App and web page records
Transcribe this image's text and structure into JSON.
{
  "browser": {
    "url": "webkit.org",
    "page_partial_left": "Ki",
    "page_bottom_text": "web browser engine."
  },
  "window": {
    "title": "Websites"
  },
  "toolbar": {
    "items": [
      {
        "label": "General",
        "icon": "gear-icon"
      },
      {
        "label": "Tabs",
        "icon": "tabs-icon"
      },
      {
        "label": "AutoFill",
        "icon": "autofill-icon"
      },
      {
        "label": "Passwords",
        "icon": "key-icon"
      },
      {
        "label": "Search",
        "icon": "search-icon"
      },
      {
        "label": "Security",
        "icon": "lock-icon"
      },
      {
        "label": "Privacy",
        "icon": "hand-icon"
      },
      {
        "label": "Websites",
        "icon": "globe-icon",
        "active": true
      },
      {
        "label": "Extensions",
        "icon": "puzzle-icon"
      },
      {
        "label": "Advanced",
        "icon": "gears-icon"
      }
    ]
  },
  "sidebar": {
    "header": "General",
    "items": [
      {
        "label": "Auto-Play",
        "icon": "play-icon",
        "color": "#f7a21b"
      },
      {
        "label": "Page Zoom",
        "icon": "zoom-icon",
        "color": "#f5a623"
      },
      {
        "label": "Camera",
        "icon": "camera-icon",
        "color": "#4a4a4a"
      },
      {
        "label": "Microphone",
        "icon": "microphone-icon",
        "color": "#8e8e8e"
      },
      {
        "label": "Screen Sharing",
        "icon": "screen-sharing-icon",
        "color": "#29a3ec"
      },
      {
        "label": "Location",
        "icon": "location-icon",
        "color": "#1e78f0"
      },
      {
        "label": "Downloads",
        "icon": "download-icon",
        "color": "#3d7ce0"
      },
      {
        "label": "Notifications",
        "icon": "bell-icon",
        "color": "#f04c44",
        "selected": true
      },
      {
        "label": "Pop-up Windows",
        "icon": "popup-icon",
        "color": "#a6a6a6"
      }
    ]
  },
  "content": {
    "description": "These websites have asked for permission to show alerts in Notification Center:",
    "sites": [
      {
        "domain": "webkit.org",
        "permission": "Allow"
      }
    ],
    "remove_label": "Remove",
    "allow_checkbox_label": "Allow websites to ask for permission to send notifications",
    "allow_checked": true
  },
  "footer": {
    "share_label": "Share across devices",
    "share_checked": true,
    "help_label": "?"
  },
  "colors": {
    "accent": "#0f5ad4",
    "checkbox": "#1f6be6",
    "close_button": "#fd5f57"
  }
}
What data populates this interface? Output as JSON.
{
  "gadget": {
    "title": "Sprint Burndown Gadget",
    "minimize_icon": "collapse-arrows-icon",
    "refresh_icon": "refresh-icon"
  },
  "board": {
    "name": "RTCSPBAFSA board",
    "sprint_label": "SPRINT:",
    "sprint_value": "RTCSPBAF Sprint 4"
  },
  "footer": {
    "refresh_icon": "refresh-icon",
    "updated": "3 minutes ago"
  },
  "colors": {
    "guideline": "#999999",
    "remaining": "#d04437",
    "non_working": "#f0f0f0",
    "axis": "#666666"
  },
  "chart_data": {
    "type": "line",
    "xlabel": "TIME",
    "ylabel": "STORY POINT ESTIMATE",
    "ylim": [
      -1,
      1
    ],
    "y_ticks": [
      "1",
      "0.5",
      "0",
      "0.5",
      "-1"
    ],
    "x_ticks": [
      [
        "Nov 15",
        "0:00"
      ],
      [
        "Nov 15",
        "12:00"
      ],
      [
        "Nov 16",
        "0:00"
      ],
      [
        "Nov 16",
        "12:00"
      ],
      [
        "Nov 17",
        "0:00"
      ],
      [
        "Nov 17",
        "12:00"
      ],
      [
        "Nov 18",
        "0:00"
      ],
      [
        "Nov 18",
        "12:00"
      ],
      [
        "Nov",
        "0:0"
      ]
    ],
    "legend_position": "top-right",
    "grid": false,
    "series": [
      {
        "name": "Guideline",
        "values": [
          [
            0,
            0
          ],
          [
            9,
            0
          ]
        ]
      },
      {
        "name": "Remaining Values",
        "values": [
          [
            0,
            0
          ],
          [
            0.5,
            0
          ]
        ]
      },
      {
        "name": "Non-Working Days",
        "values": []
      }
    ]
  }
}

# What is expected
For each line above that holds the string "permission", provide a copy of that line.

# Solution
    "description": "These websites have asked for permission to show alerts in Notification Center:",
        "permission": "Allow"
    "allow_checkbox_label": "Allow websites to ask for permission to send notifications",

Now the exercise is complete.